He declared to them the doctrines of divine sovereignty and electing grace, and these truths the carnal mind always kicks at. Men will hear anything rather than a proclamation that the Lord dispenses his mercy as seemeth good in his sight. His mentioning the blessing of the Gentiles was another point in our Lord’s address which was sure to enrage his hearers, for men are as wroth with the freeness of grace as with the sovereignty of it. Jesus did not come there to flatter them; he told them the truth, whether they approved of it or no.
They were admirers one hour, and murderers at heart the next. Honest servants of Christ must not wonder if warm friends become bitter foes because of the truth.

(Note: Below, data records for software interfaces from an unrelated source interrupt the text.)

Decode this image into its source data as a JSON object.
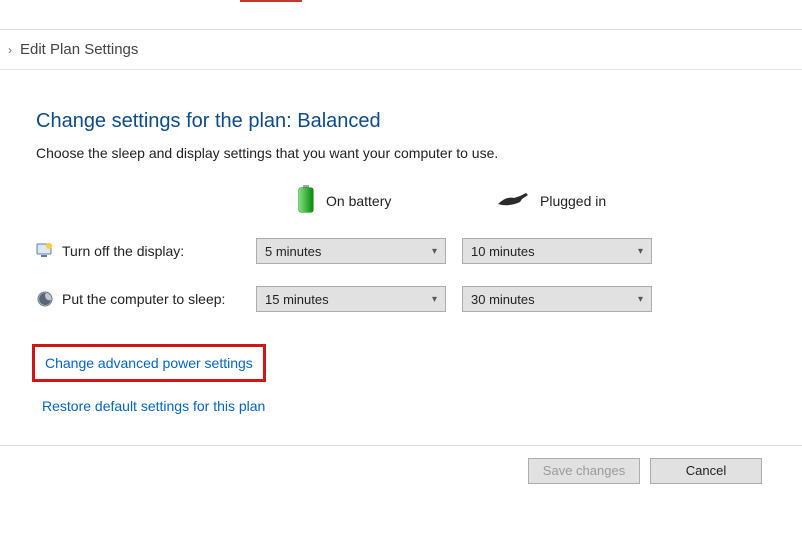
{
  "breadcrumb": {
    "label": "Edit Plan Settings"
  },
  "page": {
    "title": "Change settings for the plan: Balanced",
    "description": "Choose the sleep and display settings that you want your computer to use."
  },
  "columns": {
    "battery": "On battery",
    "plugged": "Plugged in"
  },
  "rows": {
    "display": {
      "label": "Turn off the display:",
      "battery_value": "5 minutes",
      "plugged_value": "10 minutes"
    },
    "sleep": {
      "label": "Put the computer to sleep:",
      "battery_value": "15 minutes",
      "plugged_value": "30 minutes"
    }
  },
  "links": {
    "advanced": "Change advanced power settings",
    "restore": "Restore default settings for this plan"
  },
  "buttons": {
    "save": "Save changes",
    "cancel": "Cancel"
  }
}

Man is fickle, and those are wisest who do not lean upon him.
The world his abject poverty
And low estate disdain,
And nothing great in Jesus see,

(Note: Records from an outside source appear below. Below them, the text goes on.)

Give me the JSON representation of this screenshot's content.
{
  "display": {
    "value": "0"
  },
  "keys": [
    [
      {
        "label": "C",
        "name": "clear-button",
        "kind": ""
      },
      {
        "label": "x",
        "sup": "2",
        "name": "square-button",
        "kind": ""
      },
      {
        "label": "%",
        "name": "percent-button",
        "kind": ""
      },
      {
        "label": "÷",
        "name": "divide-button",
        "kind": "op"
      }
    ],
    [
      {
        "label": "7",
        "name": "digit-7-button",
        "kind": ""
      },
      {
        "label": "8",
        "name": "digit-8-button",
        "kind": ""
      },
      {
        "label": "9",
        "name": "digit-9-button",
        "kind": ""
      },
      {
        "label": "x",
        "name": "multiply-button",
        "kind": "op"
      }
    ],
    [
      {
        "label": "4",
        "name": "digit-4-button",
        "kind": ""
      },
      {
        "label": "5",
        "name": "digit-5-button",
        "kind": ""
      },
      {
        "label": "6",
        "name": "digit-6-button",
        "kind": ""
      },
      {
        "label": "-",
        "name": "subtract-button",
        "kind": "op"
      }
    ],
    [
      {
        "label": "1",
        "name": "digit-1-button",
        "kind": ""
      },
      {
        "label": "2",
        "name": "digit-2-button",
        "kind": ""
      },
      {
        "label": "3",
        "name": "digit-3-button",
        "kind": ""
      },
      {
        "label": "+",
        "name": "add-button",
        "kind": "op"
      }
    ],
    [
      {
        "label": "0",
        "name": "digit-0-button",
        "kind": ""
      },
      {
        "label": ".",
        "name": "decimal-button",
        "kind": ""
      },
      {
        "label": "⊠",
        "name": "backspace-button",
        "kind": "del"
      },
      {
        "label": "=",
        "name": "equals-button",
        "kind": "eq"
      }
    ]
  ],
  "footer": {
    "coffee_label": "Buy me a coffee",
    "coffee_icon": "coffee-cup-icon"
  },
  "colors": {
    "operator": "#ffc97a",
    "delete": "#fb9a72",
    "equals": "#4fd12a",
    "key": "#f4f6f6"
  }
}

The humble Son of Man.
But we who Christ aright have known,
And seen with inward eyes,
Adore him as th’ Almighty One
Who made both earth and skies.

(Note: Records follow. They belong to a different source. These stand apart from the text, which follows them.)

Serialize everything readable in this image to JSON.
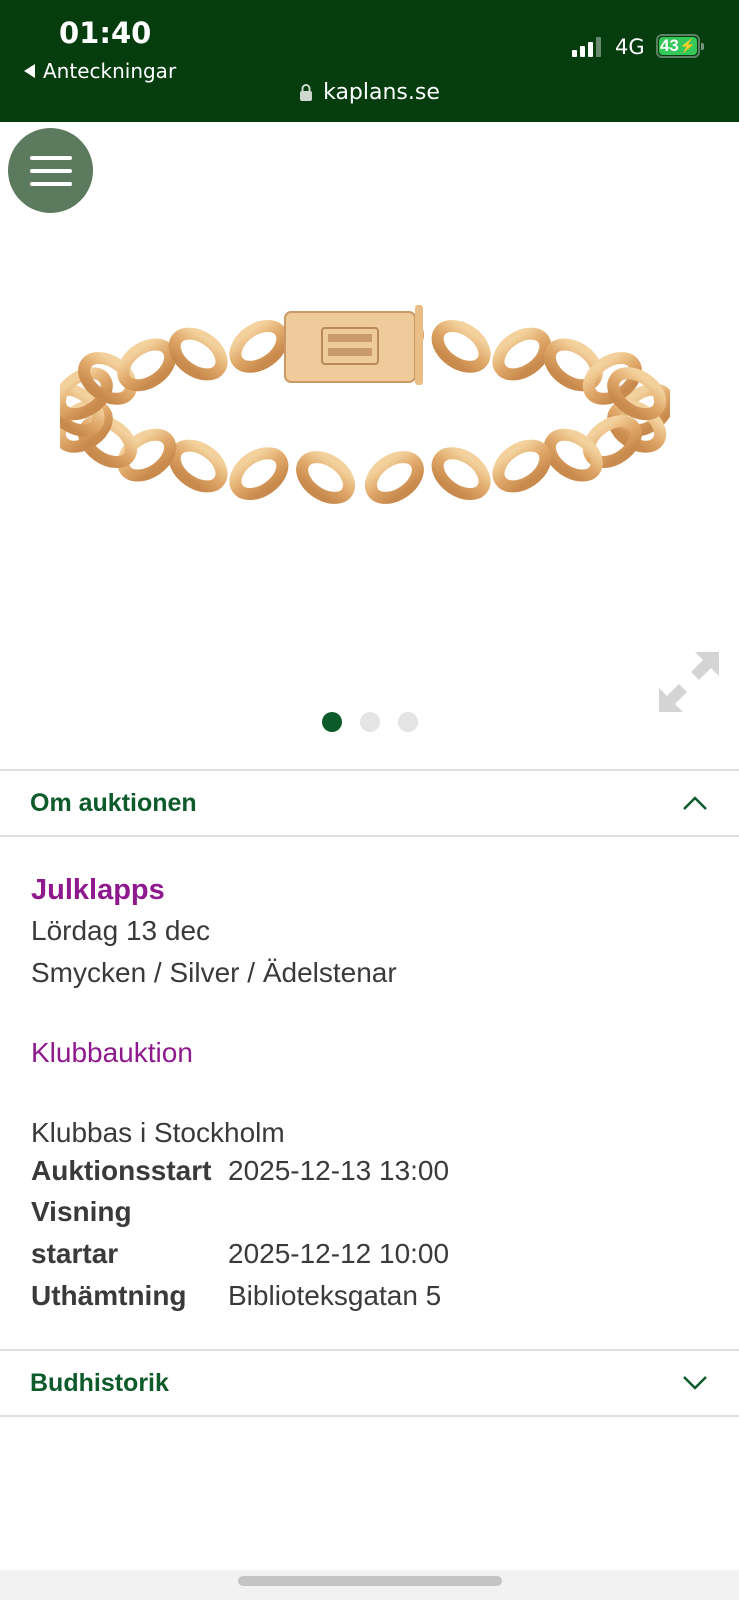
{
  "status_bar": {
    "time": "01:40",
    "back_label": "Anteckningar",
    "url": "kaplans.se",
    "network": "4G",
    "battery": "43",
    "background": "#053d0e"
  },
  "menu": {
    "icon": "hamburger-menu-icon"
  },
  "gallery": {
    "image_subject": "gold curb chain bracelet",
    "total_images": 3,
    "active_index": 0,
    "expand_icon": "expand-arrows-icon"
  },
  "about_section": {
    "title": "Om auktionen",
    "expanded": true,
    "auction_name": "Julklapps",
    "date": "Lördag 13 dec",
    "categories": "Smycken / Silver / Ädelstenar",
    "auction_type": "Klubbauktion",
    "location": "Klubbas i Stockholm",
    "rows": [
      {
        "label": "Auktionsstart",
        "value": "2025-12-13 13:00"
      },
      {
        "label": "Visning startar",
        "label_line1": "Visning",
        "label_line2": "startar",
        "value": "2025-12-12 10:00"
      },
      {
        "label": "Uthämtning",
        "value": "Biblioteksgatan 5"
      }
    ]
  },
  "bid_history_section": {
    "title": "Budhistorik",
    "expanded": false
  },
  "colors": {
    "accent_green": "#0d5a2b",
    "auction_purple": "#8e1a8e"
  }
}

Behold the sin-atoning Lamb,
With wonder, gratitude, and love:
To take away our guilt and shame,
See him descending from above.
Our sins and griefs on him were laid;
He meekly bore the mighty load;
Our ransom-price he fully paid
In groans and tears, in sweat and blood.
To save a guilty world he dies;
Sinners, behold the bleeding Lamb!
To him lift up your longing eyes,
And hope for mercy in his name.
Of old at Cana’s marriage feast
As guest behold the Lord!
Joy from his gentle presence flowed,
And plenty from his word.
He check’d no gladness, such as might
The Christian’s heart become;
From him no shadow ever fell
Upon a Christian home.
And so let all our festal joy
Be in his presence found,
And so let every spot on earth
Be counted “holy ground.”
Not all the outward forms on earth,
Nor rites that God has given,
Nor will of man, nor blood, nor birth,
Can raise a soul to heaven.
The sovereign will of God alone
Creates us heirs of grace;
Born in the image of his Son,
A new peculiar race.
The Spirit, like some heavenly wind,
Blows on the sons of flesh;
Creates a new a heavenly mind,
And forms the man afresh.
Our quicken’d souls awake and rise
From the long sleep of death;
On heavenly things we fix our eyes,
And praise employs our Breath.
I heard the voice of Jesus say,
“Behold I freely give
The living water thirsty one,
Stoop down, and drink, and live.”
I came to Jesus, and I drank
Of that life-giving stream;
My thirst was quench’d, my soul revived,
And now I live in him.
Fain would I be often reading
In the ancient holy Book,
Of my Saviour’s gentle pleading,
Truth in every word and look.
How to all the sick and tearful
Help was ever gladly shown;
How he sought the poor and fearful,
Called them brothers and his own.
Still I read the ancient story,
And my joy is ever new,
How for us he left his glory,
How he still is kind and true.
How the flock he gently leadeth,
Whom his Father gave him here;
How his arms he widely spreadeth
To his heart to draw us near.
Our flesh and sense must be denied,
Passion and envy, lust, and pride,
Whilst justice, temp’rance, truth, and love,
Our inward piety approve.
Tender and kind be all our thoughts,
Through all our lives let mercy run:
Since God forgives our numerous faults,
For the dear sake of Christ his Son.